After a renovation project that took 21 months and cost $280 million, the only question about the new Husky Stadium was whether it would be as noisy as the old Husky Stadium.
The dark, drab stadium underbelly, which had all the charm of a Turkish penitentiary, has been replaced by a concourse with approximately four flat-screen television monitors for every five fans on the walkway. Luxury suites, video boards, and elevators – the functional kind, capable of going up and down in a single minute – are merely some of the amenities that distinguish the refurbished Husky Stadium from its decrepit predecessor.
But would the stadium sound the same? Would the infusion of opulence come with a caveat: A Husky Stadium deprived of its ability to produce the decibel level of a cargo jet at takeoff?
During the remodeling, fans were assured the $280 million palace on Montlake would be just as loud – if not louder – than it was when the home team routinely played before sellout crowds and competed for national championships.
But we wouldn’t know for sure until we knew for sure.
At 7:01 Saturday night, when the Huskies took the field through a billow of smoke outside their locker-room tunnel, we knew for sure.
At 7:20, when Washington running back Bishop Sankey bulled into the end zone for the Huskies’ first touchdown of the 2013 season, we were reminded what we already knew.
The aftershocks that followed were frequent and reliably robust.
At 7:32, a swarm of Washington tacklers threw Broncos running back Jay Ajayi for a five-yard loss. (Sustained roar accompanied by sound of fans mimicking barking dogs.)
At 7:33, cornerback Marcus Peters deflected Boise State’s chip shot of a field-goal attempt. (A roar of exhilaration accompanied by the suspicion the building was pounding.)
At 7:37, Kevin Smith hauled in a 42-yard pass from quarterback Keith Price. (Conventional stadium roar, albeit one Smith rarely has heard on his behalf.)
The new Husky Stadium rocks louder than the old Husky Stadium. It rocks louder because fans no longer are detached from the field by a track that had the effect of a dry moat. Spectators are on top of things because, well, they’re darn near on top of things.
Aside from enhanced acoustics – everything is louder, beginning with a sound system blaring ads that can be heard on the Snoqualmie Ridge – the achievement of the new Husky Stadium is that convenience hasn’t compromised charm.
The main entrance, for instance, brings the ticket-holder onto a concourse that combines splendor with tradition. Although you haven’t been here before – nothing resembles the way it was – photo murals provide a tangible link to the memories made here.
Inside one frame, defensive tackle Steve Emtman is terrorizing the 1991 Arizona Wildcats. Inside another, Corey Dillon is running for some of the 222 yards he gained during the first quarter of a 1996 game against San Jose State.
Most of the names depicted on the murals are recognizable: Sonny Sixkiller and Warren Moon, Don Heinrich and Hugh McElhenny, Paul Skanski and Spider Gaines, Chuck Nelson and Erik Folk.
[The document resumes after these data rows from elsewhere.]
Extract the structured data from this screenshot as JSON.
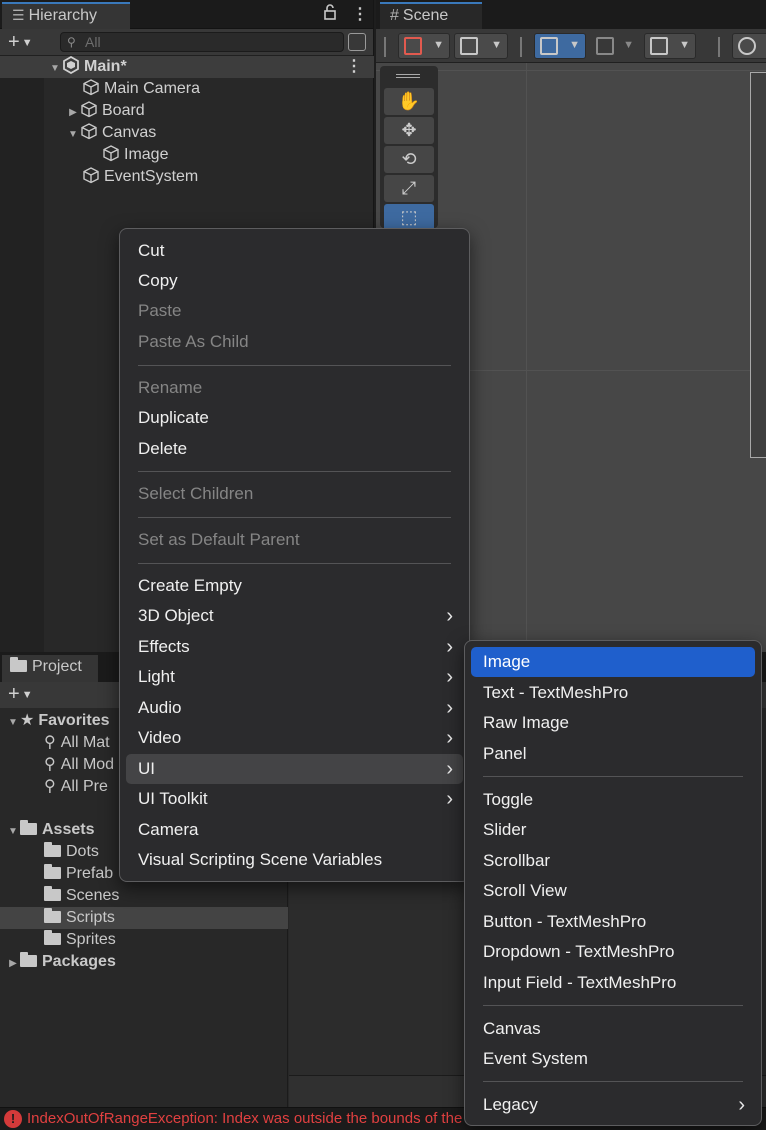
{
  "hierarchy": {
    "tab_label": "Hierarchy",
    "search_placeholder": "All",
    "scene_name": "Main*",
    "items": [
      {
        "label": "Main Camera"
      },
      {
        "label": "Board"
      },
      {
        "label": "Canvas"
      },
      {
        "label": "Image"
      },
      {
        "label": "EventSystem"
      }
    ]
  },
  "scene": {
    "tab_label": "Scene"
  },
  "project": {
    "tab_label": "Project",
    "favorites_label": "Favorites",
    "favorites": [
      "All Mat",
      "All Mod",
      "All Pre"
    ],
    "assets_label": "Assets",
    "folders": [
      "Dots",
      "Prefab",
      "Scenes",
      "Scripts",
      "Sprites"
    ],
    "packages_label": "Packages",
    "selected_folder": "Scripts"
  },
  "status": {
    "error_text": "IndexOutOfRangeException: Index was outside the bounds of the array."
  },
  "context_menu": {
    "items": [
      {
        "label": "Cut",
        "enabled": true
      },
      {
        "label": "Copy",
        "enabled": true
      },
      {
        "label": "Paste",
        "enabled": false
      },
      {
        "label": "Paste As Child",
        "enabled": false
      },
      {
        "label": "Rename",
        "enabled": false
      },
      {
        "label": "Duplicate",
        "enabled": true
      },
      {
        "label": "Delete",
        "enabled": true
      },
      {
        "label": "Select Children",
        "enabled": false
      },
      {
        "label": "Set as Default Parent",
        "enabled": false
      },
      {
        "label": "Create Empty",
        "enabled": true
      },
      {
        "label": "3D Object",
        "enabled": true,
        "submenu": true
      },
      {
        "label": "Effects",
        "enabled": true,
        "submenu": true
      },
      {
        "label": "Light",
        "enabled": true,
        "submenu": true
      },
      {
        "label": "Audio",
        "enabled": true,
        "submenu": true
      },
      {
        "label": "Video",
        "enabled": true,
        "submenu": true
      },
      {
        "label": "UI",
        "enabled": true,
        "submenu": true,
        "highlighted": true
      },
      {
        "label": "UI Toolkit",
        "enabled": true,
        "submenu": true
      },
      {
        "label": "Camera",
        "enabled": true
      },
      {
        "label": "Visual Scripting Scene Variables",
        "enabled": true
      }
    ]
  },
  "ui_submenu": {
    "items": [
      {
        "label": "Image",
        "selected": true
      },
      {
        "label": "Text - TextMeshPro"
      },
      {
        "label": "Raw Image"
      },
      {
        "label": "Panel"
      },
      {
        "label": "Toggle"
      },
      {
        "label": "Slider"
      },
      {
        "label": "Scrollbar"
      },
      {
        "label": "Scroll View"
      },
      {
        "label": "Button - TextMeshPro"
      },
      {
        "label": "Dropdown - TextMeshPro"
      },
      {
        "label": "Input Field - TextMeshPro"
      },
      {
        "label": "Canvas"
      },
      {
        "label": "Event System"
      },
      {
        "label": "Legacy",
        "submenu": true
      }
    ]
  },
  "colors": {
    "accent_blue": "#1f5fcc",
    "error_red": "#e04040"
  }
}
But there’s also a photo commemorating the 1955 pass that Steve Roake threw to Jim Houston, who lateraled the ball to Corky Lewis for the 80-yard touchdown that helped the Huskies upset No. 10 USC.
Houston, Roake and Lewis aren’t household names, but they participated in a play that beat USC 58 years ago. They’re names in this house. Very cool.
UW teams began playing football on the shore of Lake Washington in 1920 – three years before the opening of the original Yankee Stadium. A radical face lift – think of the remolded Soldier Field in Chicago – could’ve compromised more than nine decades of history.
“What caught my attention,” Pacific-12 Conference commissioner Larry Scott said during halftime, “is what didn’t change. It’s still a place that gives homage to the water. I love how they’ve kept the look and feel of the old Husky Stadium, and yet added modern amenities for the football operations, which are state of the art.”
The look and feel of the old, with state-of-the-art improvements: It’s an amalgamation that turned out as perfect as the late-August evening destined to be recalled as the night the Huskies were able to retake Montlake.
At 9:21, when Price connected on an 18-yard touchdown pass to tight end Joshua Perkins, the retaking was all but official. The crowd erupted, the stadium pulsated with energy.
And yet, for the first time in, like, ever, the press box didn’t sway.
Blessed be the architects.